Segment Open

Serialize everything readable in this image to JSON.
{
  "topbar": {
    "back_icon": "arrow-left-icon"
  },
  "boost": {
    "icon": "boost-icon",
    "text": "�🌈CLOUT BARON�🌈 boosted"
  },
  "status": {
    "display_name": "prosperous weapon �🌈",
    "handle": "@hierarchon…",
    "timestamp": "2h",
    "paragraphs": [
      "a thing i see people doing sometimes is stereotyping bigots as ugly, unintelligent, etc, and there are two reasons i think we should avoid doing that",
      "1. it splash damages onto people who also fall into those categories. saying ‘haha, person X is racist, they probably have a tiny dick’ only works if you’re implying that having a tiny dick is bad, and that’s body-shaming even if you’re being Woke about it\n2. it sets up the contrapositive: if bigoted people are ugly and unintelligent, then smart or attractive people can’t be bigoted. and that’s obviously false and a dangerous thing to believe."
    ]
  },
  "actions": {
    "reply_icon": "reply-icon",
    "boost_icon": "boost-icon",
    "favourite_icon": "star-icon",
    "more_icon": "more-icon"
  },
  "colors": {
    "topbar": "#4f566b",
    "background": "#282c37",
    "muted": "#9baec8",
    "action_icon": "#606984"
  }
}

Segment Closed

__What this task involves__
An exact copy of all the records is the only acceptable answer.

__Written solution__
Serialize everything readable in this image to JSON.
{
  "topbar": {
    "back_icon": "arrow-left-icon"
  },
  "boost": {
    "icon": "boost-icon",
    "text": "�🌈CLOUT BARON�🌈 boosted"
  },
  "status": {
    "display_name": "prosperous weapon �🌈",
    "handle": "@hierarchon…",
    "timestamp": "2h",
    "paragraphs": [
      "a thing i see people doing sometimes is stereotyping bigots as ugly, unintelligent, etc, and there are two reasons i think we should avoid doing that",
      "1. it splash damages onto people who also fall into those categories. saying ‘haha, person X is racist, they probably have a tiny dick’ only works if you’re implying that having a tiny dick is bad, and that’s body-shaming even if you’re being Woke about it\n2. it sets up the contrapositive: if bigoted people are ugly and unintelligent, then smart or attractive people can’t be bigoted. and that’s obviously false and a dangerous thing to believe."
    ]
  },
  "actions": {
    "reply_icon": "reply-icon",
    "boost_icon": "boost-icon",
    "favourite_icon": "star-icon",
    "more_icon": "more-icon"
  },
  "colors": {
    "topbar": "#4f566b",
    "background": "#282c37",
    "muted": "#9baec8",
    "action_icon": "#606984"
  }
}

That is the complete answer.